Take a look at how the Big Four summarise their offerings and, broadly speaking, you’ll see each deliver near-identikit promises of support for business growth and transformation.
‘Fine’ you might think, ‘I don’t compete with the Big Four’. However, go beyond them and it’s largely the same story: a crowded marketplace packed with legacy brands all saying pretty much the same thing.
The good news is that this yields big opportunities for accountancy firms that dare to be different.
The key is to carve out a more distinctive position. While this requires a little bravery, the alternative is that prospects will simply continue to default to what they perceive as the safest bet: market leaders.
Hopefully, you have a fairly good idea of who you compete against. If not, explore who else is competing for your core keywords in search by Googling a few well-chosen phrases, for example ‘small business accountants in Rochdale’ or ‘tax specialist in Derby’. You can also look at the firms people search for when they check out your practice on LinkedIn.

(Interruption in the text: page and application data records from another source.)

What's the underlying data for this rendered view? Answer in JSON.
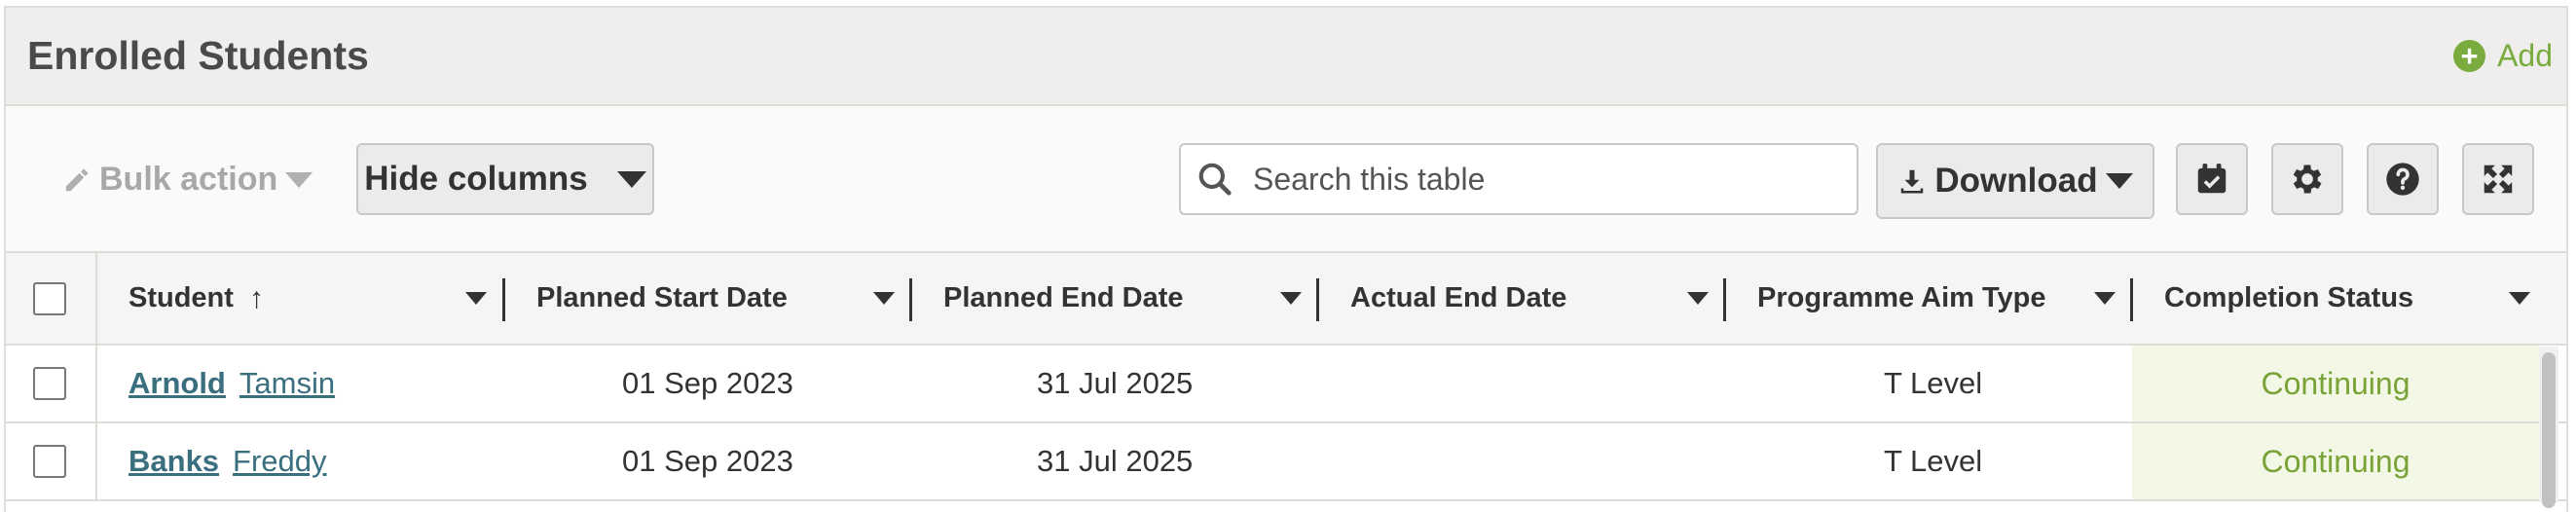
{
  "panel": {
    "title": "Enrolled Students",
    "add_label": "Add"
  },
  "toolbar": {
    "bulk_action_label": "Bulk action",
    "hide_columns_label": "Hide columns",
    "search_placeholder": "Search this table",
    "download_label": "Download"
  },
  "table": {
    "columns": [
      {
        "label": "Student",
        "sort": "ascending"
      },
      {
        "label": "Planned Start Date"
      },
      {
        "label": "Planned End Date"
      },
      {
        "label": "Actual End Date"
      },
      {
        "label": "Programme Aim Type"
      },
      {
        "label": "Completion Status"
      }
    ],
    "rows": [
      {
        "surname": "Arnold",
        "forename": "Tamsin",
        "planned_start": "01 Sep 2023",
        "planned_end": "31 Jul 2025",
        "actual_end": "",
        "aim_type": "T Level",
        "status": "Continuing"
      },
      {
        "surname": "Banks",
        "forename": "Freddy",
        "planned_start": "01 Sep 2023",
        "planned_end": "31 Jul 2025",
        "actual_end": "",
        "aim_type": "T Level",
        "status": "Continuing"
      }
    ]
  },
  "colors": {
    "accent_green": "#7aab3e",
    "link_teal": "#3a6f7f",
    "status_bg": "#f2f7e6"
  },
  "icons": [
    "plus-circle-icon",
    "pencil-icon",
    "caret-down-icon",
    "search-icon",
    "download-icon",
    "calendar-check-icon",
    "gear-icon",
    "question-circle-icon",
    "expand-icon",
    "sort-ascending-icon"
  ]
}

From here you can begin learning more about each. Start by reading competitors’ websites and content. Try to distil into a single word the ‘territory’ you think each is trying to dominate in the market.
Compare and contrast
Next, put their site through a tool such as Similarweb, a service which offers its users information on competitors' website traffic volumes and other metrics.
As long as they have a reasonable amount of traffic, this will tell you approximately how many people visit them, for how long, and from where. It will tell you the main channels driving traffic and give you insights into their paid media strategy. All for free.
Talking to your business development team will give you a richer understanding of which competitors you tend to beat or lose out to, and why. If they keep win/loss reports, they can deliver valuable insights into how clients view the market and the competition.
For gaining market insight on a small budget, invest in SEO and content marketing tools to better understand what competitors are doing and what topics are trending (eg Moz, Ahrefs, SpyFu, BuzzSumo etc).
Also, for the cost of a nice breakfast or dinner, you could also host small round-table events to learn what really matters to clients and potential clients, including what they’re really looking for from their accountant.
By looking at the competition specifically with a view to finding untrodden ground, you can open new ways of categorising what you do and the value you offer clients.
This can help shed the cloak of ‘old world’ professional services and unlock more relevant, more differentiated ways of communicating – and, for the brave, even uncover whole new ways of doing business.